Copy all lines in the material holding the string "type".

• **DATASET ENTRIES**
============

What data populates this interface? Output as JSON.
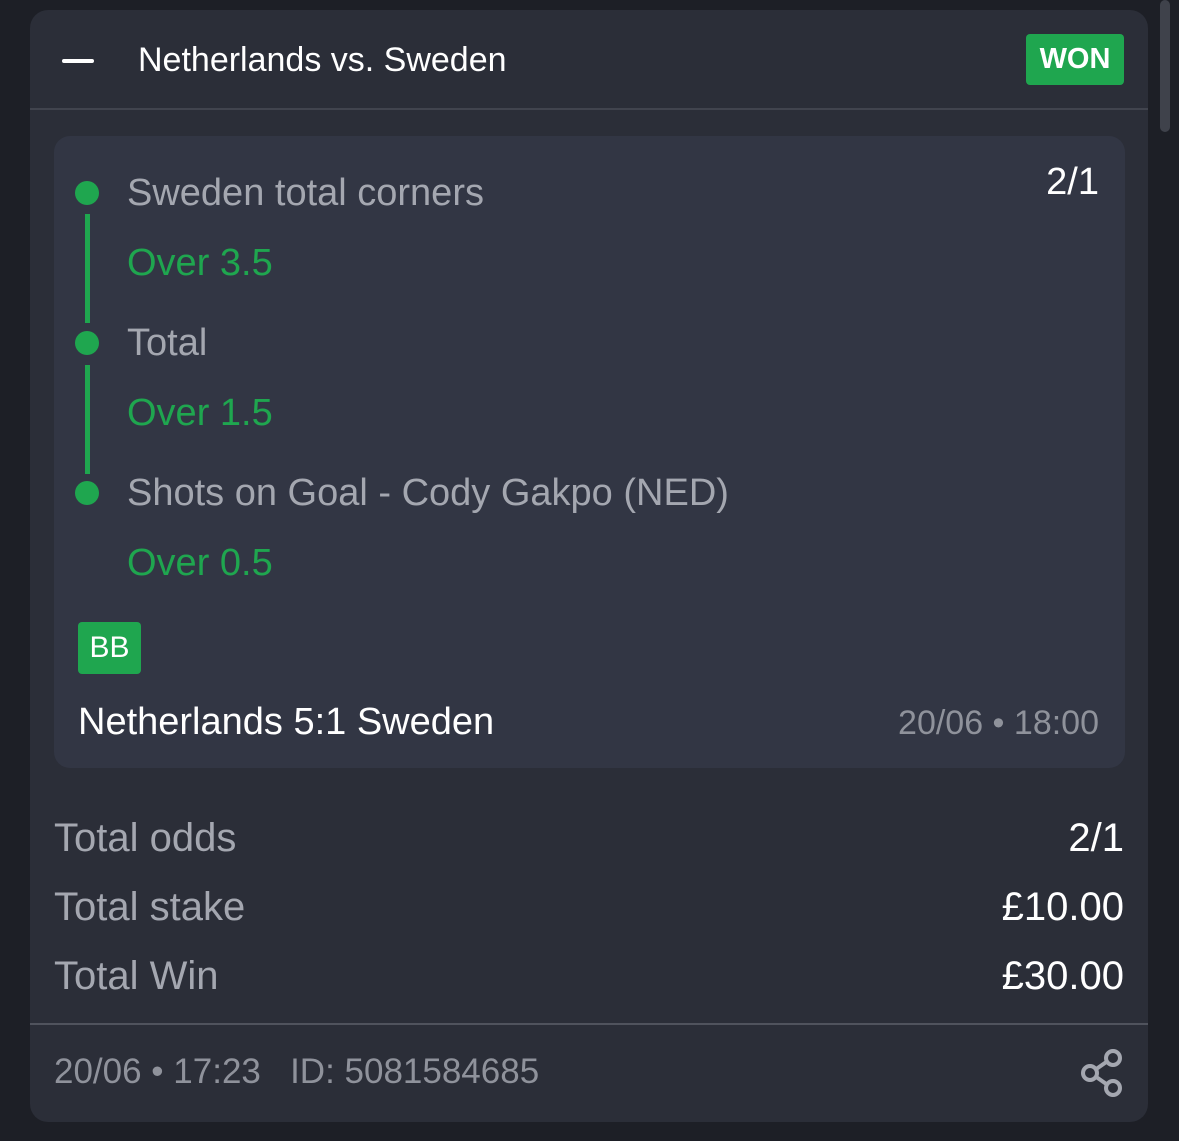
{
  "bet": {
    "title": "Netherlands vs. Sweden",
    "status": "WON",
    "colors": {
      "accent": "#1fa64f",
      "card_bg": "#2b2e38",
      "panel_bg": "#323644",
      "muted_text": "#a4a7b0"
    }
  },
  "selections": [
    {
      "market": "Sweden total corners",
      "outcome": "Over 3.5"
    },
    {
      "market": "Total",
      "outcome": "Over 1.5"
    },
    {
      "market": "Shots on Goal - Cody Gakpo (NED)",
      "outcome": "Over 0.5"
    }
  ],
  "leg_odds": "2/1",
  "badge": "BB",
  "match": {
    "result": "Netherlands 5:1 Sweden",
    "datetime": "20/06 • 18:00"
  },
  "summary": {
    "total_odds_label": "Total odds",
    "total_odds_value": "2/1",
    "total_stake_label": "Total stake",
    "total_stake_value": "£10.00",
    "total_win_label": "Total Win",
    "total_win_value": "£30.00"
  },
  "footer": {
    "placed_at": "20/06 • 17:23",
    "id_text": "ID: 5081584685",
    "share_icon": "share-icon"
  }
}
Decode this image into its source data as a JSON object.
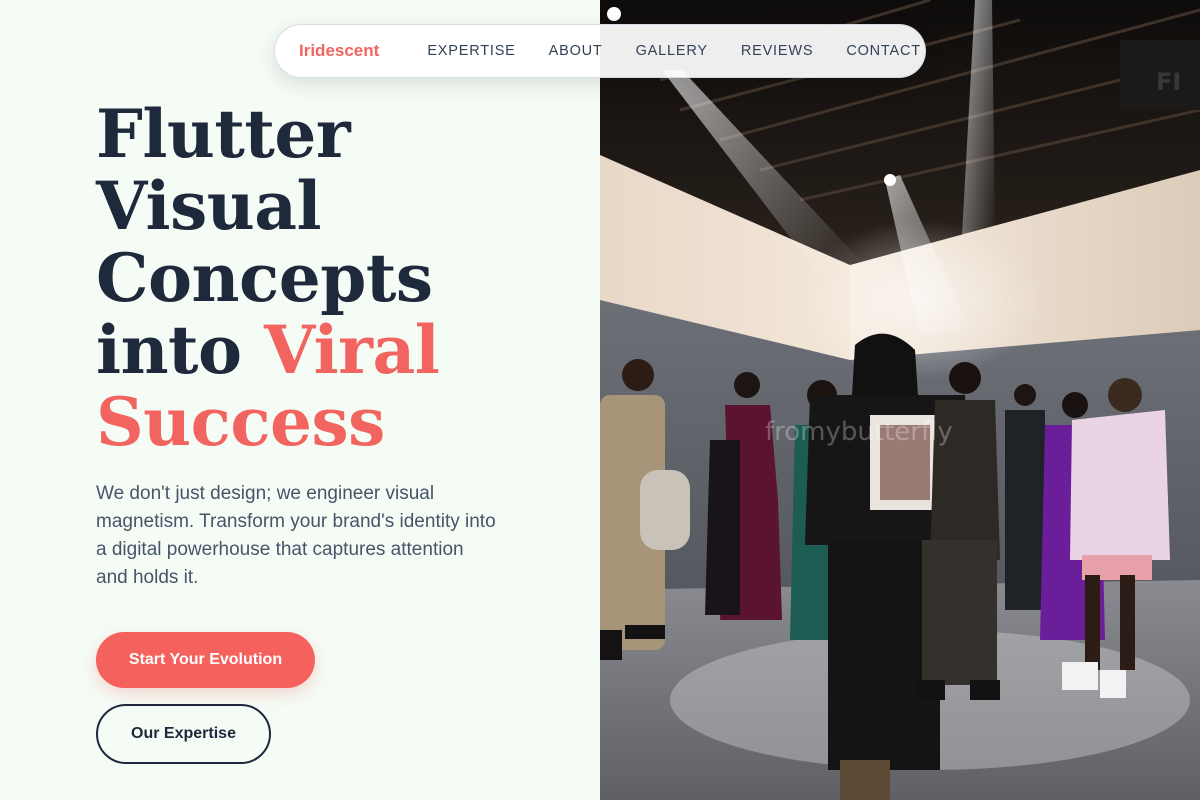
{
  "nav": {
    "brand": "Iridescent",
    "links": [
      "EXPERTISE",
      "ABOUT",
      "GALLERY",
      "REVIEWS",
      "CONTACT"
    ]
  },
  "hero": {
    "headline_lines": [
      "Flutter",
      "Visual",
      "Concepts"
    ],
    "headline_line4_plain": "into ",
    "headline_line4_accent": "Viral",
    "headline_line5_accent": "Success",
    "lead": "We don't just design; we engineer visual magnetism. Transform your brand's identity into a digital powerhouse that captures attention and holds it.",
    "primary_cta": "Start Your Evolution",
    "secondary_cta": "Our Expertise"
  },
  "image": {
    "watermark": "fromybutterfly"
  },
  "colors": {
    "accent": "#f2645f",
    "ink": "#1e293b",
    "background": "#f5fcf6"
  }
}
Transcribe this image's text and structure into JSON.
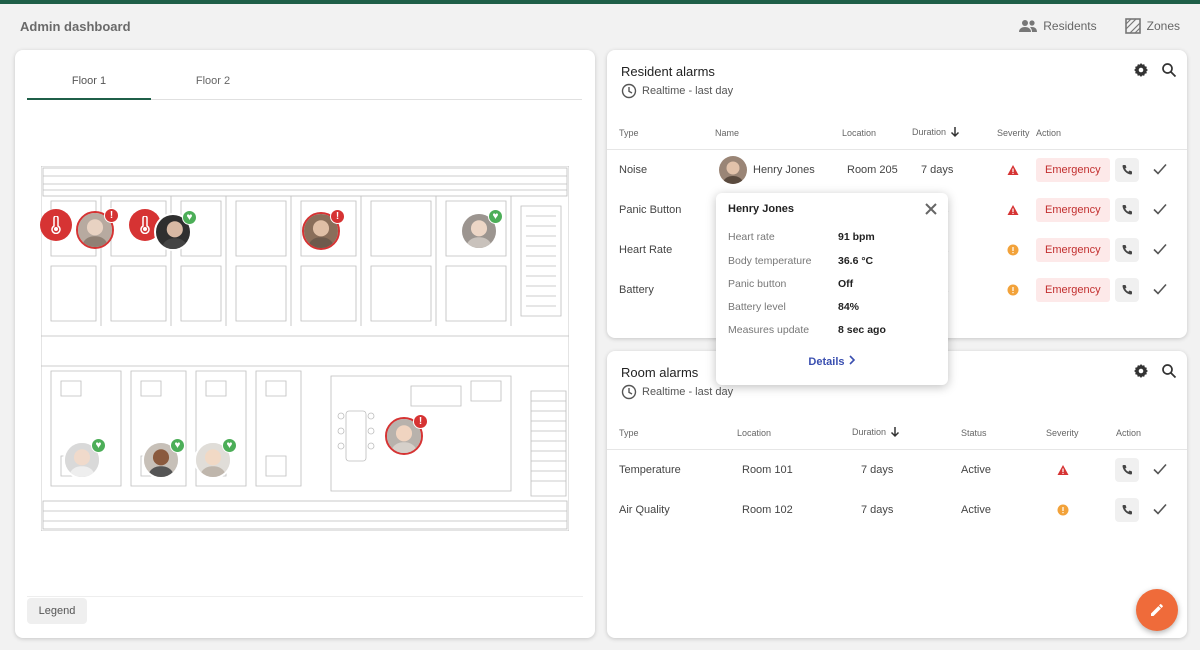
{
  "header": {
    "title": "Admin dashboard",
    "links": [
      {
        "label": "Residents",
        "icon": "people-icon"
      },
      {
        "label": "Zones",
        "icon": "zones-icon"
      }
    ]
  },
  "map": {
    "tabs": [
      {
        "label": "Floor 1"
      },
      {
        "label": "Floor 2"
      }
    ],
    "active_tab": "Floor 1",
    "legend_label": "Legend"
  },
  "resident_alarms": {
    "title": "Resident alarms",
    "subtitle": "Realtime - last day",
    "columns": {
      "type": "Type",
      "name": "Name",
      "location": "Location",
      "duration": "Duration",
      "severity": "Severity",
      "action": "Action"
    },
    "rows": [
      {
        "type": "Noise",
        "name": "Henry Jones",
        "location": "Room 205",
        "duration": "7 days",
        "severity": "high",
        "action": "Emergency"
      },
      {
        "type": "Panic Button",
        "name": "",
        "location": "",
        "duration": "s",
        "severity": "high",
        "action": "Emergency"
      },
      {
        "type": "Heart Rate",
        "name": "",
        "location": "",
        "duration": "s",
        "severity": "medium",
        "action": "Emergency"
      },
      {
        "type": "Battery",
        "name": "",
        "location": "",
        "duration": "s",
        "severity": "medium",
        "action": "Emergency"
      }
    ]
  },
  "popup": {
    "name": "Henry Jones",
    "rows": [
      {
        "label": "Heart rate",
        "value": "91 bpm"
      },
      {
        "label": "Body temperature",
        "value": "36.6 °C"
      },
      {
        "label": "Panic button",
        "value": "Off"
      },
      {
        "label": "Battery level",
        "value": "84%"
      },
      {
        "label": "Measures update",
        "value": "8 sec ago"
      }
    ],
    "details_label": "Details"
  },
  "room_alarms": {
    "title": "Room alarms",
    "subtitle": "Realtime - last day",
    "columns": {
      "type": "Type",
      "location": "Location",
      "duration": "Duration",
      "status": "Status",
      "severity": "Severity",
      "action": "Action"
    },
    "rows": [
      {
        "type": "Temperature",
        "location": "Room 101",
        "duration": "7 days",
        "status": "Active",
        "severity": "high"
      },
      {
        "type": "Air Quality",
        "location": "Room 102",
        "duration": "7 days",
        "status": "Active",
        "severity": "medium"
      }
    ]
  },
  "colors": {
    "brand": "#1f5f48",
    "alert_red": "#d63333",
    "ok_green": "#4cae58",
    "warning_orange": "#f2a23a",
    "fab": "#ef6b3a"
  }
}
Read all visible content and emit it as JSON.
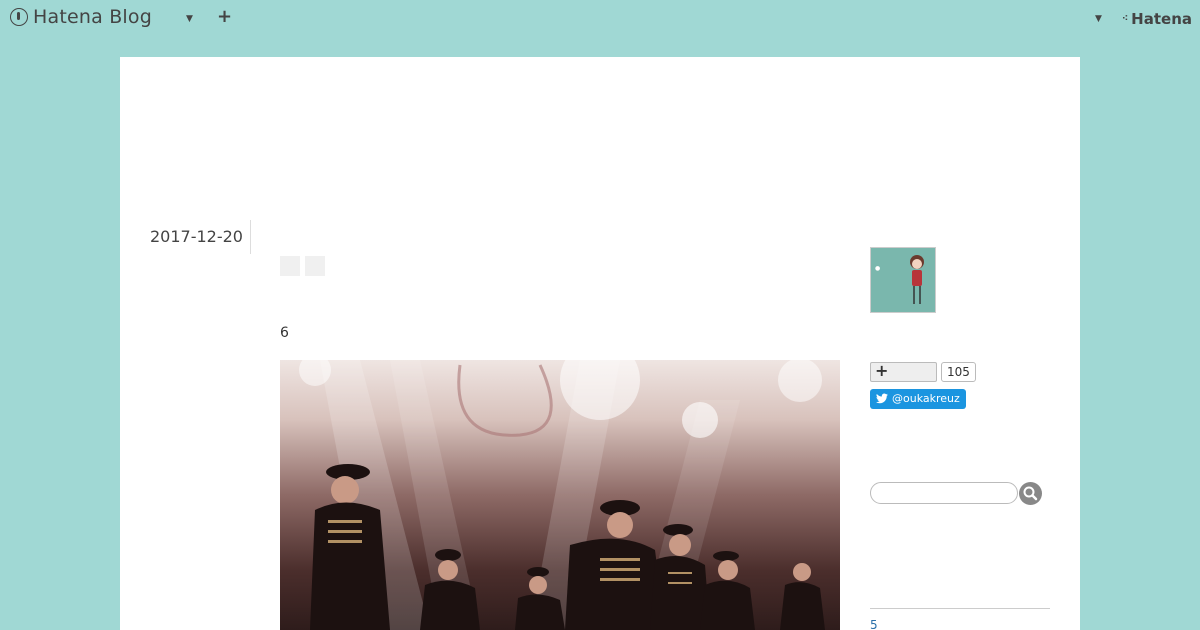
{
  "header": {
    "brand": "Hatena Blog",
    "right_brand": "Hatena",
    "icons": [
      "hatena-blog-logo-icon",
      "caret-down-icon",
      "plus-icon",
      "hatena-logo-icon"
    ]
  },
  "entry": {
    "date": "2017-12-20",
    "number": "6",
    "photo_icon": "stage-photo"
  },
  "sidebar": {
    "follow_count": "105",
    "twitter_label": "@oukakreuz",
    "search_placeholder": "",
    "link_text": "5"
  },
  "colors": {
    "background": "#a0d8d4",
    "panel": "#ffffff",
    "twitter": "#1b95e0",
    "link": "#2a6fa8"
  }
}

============

• **ANSWER SECTION**
      "type": "Type",
        "type": "Noise",
        "type": "Panic Button",
        "type": "Heart Rate",
        "type": "Battery",
      "type": "Type",
        "type": "Temperature",
        "type": "Air Quality",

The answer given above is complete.